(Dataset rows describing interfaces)
= Beginning of Section =
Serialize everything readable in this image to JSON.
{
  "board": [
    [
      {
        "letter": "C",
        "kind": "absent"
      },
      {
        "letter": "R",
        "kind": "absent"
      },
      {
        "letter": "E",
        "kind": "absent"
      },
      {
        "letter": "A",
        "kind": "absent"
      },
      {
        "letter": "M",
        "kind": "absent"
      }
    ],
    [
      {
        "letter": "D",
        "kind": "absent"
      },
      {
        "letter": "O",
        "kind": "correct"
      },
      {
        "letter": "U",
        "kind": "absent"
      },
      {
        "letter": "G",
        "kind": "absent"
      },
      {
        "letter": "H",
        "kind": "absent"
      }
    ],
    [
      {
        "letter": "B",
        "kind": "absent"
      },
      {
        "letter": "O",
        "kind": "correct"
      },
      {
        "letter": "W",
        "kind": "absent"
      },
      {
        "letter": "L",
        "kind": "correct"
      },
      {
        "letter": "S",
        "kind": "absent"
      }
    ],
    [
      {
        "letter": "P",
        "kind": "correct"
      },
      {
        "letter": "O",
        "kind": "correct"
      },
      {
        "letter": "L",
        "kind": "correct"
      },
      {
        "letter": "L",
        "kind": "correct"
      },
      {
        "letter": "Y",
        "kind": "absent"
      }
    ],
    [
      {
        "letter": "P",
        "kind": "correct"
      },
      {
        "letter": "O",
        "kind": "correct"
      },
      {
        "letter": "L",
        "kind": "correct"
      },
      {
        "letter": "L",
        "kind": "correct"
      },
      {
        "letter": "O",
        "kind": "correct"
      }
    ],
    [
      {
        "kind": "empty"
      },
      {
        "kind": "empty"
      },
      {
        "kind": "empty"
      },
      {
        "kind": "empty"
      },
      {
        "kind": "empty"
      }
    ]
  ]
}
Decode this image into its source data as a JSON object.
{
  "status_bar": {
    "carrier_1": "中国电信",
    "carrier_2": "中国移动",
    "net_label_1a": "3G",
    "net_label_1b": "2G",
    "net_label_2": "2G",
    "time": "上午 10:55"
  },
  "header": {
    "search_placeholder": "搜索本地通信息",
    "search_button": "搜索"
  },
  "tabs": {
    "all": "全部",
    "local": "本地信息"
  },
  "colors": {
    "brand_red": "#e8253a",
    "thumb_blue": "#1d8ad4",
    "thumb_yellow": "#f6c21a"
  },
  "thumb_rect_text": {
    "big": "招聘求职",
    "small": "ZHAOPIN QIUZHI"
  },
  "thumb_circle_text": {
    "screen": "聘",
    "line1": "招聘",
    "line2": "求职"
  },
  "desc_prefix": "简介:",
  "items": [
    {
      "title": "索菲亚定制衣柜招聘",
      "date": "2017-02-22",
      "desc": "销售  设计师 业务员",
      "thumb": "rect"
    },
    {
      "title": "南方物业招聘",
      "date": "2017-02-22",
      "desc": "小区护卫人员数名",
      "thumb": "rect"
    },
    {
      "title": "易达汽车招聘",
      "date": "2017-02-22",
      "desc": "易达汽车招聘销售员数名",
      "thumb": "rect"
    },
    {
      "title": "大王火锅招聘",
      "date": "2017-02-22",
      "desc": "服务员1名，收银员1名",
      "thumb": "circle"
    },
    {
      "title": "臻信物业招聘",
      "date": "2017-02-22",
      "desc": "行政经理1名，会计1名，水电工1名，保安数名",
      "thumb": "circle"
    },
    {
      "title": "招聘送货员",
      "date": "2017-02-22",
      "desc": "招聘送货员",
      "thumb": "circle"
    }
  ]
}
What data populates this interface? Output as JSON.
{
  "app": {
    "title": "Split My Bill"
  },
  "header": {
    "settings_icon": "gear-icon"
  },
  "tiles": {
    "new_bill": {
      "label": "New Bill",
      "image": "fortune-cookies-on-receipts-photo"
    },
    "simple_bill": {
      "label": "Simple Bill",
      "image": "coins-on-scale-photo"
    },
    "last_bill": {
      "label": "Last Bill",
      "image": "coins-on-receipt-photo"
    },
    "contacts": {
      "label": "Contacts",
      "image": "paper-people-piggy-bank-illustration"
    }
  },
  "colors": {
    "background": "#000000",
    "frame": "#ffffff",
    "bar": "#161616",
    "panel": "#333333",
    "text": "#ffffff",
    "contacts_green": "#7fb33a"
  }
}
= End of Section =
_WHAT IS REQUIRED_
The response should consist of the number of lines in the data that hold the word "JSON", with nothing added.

_SOLUTION BELOW_
3